**Data**

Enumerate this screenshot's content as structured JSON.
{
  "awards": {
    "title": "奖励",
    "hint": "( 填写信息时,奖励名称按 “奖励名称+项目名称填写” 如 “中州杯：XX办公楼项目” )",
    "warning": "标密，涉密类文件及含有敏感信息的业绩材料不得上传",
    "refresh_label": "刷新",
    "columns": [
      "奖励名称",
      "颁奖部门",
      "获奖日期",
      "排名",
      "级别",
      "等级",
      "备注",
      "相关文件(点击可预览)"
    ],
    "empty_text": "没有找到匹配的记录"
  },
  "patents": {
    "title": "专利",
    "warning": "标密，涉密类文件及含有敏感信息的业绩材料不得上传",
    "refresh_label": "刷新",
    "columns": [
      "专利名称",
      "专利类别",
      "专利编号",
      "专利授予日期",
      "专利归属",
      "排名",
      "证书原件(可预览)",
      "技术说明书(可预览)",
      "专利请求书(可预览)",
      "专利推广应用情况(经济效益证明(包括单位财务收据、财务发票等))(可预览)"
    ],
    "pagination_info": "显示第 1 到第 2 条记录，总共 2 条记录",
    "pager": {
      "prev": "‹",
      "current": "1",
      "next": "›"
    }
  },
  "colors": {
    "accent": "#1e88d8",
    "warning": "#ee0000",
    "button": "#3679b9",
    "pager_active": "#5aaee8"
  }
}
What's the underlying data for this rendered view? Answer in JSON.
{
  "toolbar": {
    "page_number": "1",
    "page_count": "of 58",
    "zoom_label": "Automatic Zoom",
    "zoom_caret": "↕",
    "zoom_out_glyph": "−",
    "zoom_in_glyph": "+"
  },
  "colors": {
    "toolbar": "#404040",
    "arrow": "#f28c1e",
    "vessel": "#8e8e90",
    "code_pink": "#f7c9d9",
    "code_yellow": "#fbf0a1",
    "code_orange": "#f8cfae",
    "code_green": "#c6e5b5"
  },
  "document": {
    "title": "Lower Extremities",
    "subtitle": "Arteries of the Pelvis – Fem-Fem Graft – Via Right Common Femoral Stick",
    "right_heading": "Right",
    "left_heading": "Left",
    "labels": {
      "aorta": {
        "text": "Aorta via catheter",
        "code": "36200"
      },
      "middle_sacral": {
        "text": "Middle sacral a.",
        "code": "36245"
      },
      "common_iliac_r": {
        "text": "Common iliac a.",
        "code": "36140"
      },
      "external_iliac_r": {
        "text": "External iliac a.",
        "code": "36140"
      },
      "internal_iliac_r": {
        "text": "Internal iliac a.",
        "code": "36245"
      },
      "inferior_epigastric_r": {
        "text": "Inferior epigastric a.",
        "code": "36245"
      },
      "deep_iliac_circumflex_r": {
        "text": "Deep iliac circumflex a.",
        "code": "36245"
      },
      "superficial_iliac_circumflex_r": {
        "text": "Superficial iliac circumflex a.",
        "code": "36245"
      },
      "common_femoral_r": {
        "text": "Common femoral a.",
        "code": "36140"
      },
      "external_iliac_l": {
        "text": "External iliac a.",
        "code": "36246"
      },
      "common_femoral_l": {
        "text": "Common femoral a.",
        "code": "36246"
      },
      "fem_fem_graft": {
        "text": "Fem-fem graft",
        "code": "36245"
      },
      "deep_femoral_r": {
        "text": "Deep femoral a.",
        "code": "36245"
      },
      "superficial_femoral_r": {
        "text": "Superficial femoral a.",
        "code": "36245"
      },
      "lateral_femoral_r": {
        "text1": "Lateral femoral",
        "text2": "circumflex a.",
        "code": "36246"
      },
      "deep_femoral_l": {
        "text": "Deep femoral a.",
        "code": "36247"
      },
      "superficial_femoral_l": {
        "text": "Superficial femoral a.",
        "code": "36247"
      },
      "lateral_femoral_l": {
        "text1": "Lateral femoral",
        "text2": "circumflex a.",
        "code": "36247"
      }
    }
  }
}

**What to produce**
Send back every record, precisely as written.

**Expected answer**
Enumerate this screenshot's content as structured JSON.
{
  "awards": {
    "title": "奖励",
    "hint": "( 填写信息时,奖励名称按 “奖励名称+项目名称填写” 如 “中州杯：XX办公楼项目” )",
    "warning": "标密，涉密类文件及含有敏感信息的业绩材料不得上传",
    "refresh_label": "刷新",
    "columns": [
      "奖励名称",
      "颁奖部门",
      "获奖日期",
      "排名",
      "级别",
      "等级",
      "备注",
      "相关文件(点击可预览)"
    ],
    "empty_text": "没有找到匹配的记录"
  },
  "patents": {
    "title": "专利",
    "warning": "标密，涉密类文件及含有敏感信息的业绩材料不得上传",
    "refresh_label": "刷新",
    "columns": [
      "专利名称",
      "专利类别",
      "专利编号",
      "专利授予日期",
      "专利归属",
      "排名",
      "证书原件(可预览)",
      "技术说明书(可预览)",
      "专利请求书(可预览)",
      "专利推广应用情况(经济效益证明(包括单位财务收据、财务发票等))(可预览)"
    ],
    "pagination_info": "显示第 1 到第 2 条记录，总共 2 条记录",
    "pager": {
      "prev": "‹",
      "current": "1",
      "next": "›"
    }
  },
  "colors": {
    "accent": "#1e88d8",
    "warning": "#ee0000",
    "button": "#3679b9",
    "pager_active": "#5aaee8"
  }
}
What's the underlying data for this rendered view? Answer in JSON.
{
  "toolbar": {
    "page_number": "1",
    "page_count": "of 58",
    "zoom_label": "Automatic Zoom",
    "zoom_caret": "↕",
    "zoom_out_glyph": "−",
    "zoom_in_glyph": "+"
  },
  "colors": {
    "toolbar": "#404040",
    "arrow": "#f28c1e",
    "vessel": "#8e8e90",
    "code_pink": "#f7c9d9",
    "code_yellow": "#fbf0a1",
    "code_orange": "#f8cfae",
    "code_green": "#c6e5b5"
  },
  "document": {
    "title": "Lower Extremities",
    "subtitle": "Arteries of the Pelvis – Fem-Fem Graft – Via Right Common Femoral Stick",
    "right_heading": "Right",
    "left_heading": "Left",
    "labels": {
      "aorta": {
        "text": "Aorta via catheter",
        "code": "36200"
      },
      "middle_sacral": {
        "text": "Middle sacral a.",
        "code": "36245"
      },
      "common_iliac_r": {
        "text": "Common iliac a.",
        "code": "36140"
      },
      "external_iliac_r": {
        "text": "External iliac a.",
        "code": "36140"
      },
      "internal_iliac_r": {
        "text": "Internal iliac a.",
        "code": "36245"
      },
      "inferior_epigastric_r": {
        "text": "Inferior epigastric a.",
        "code": "36245"
      },
      "deep_iliac_circumflex_r": {
        "text": "Deep iliac circumflex a.",
        "code": "36245"
      },
      "superficial_iliac_circumflex_r": {
        "text": "Superficial iliac circumflex a.",
        "code": "36245"
      },
      "common_femoral_r": {
        "text": "Common femoral a.",
        "code": "36140"
      },
      "external_iliac_l": {
        "text": "External iliac a.",
        "code": "36246"
      },
      "common_femoral_l": {
        "text": "Common femoral a.",
        "code": "36246"
      },
      "fem_fem_graft": {
        "text": "Fem-fem graft",
        "code": "36245"
      },
      "deep_femoral_r": {
        "text": "Deep femoral a.",
        "code": "36245"
      },
      "superficial_femoral_r": {
        "text": "Superficial femoral a.",
        "code": "36245"
      },
      "lateral_femoral_r": {
        "text1": "Lateral femoral",
        "text2": "circumflex a.",
        "code": "36246"
      },
      "deep_femoral_l": {
        "text": "Deep femoral a.",
        "code": "36247"
      },
      "superficial_femoral_l": {
        "text": "Superficial femoral a.",
        "code": "36247"
      },
      "lateral_femoral_l": {
        "text1": "Lateral femoral",
        "text2": "circumflex a.",
        "code": "36247"
      }
    }
  }
}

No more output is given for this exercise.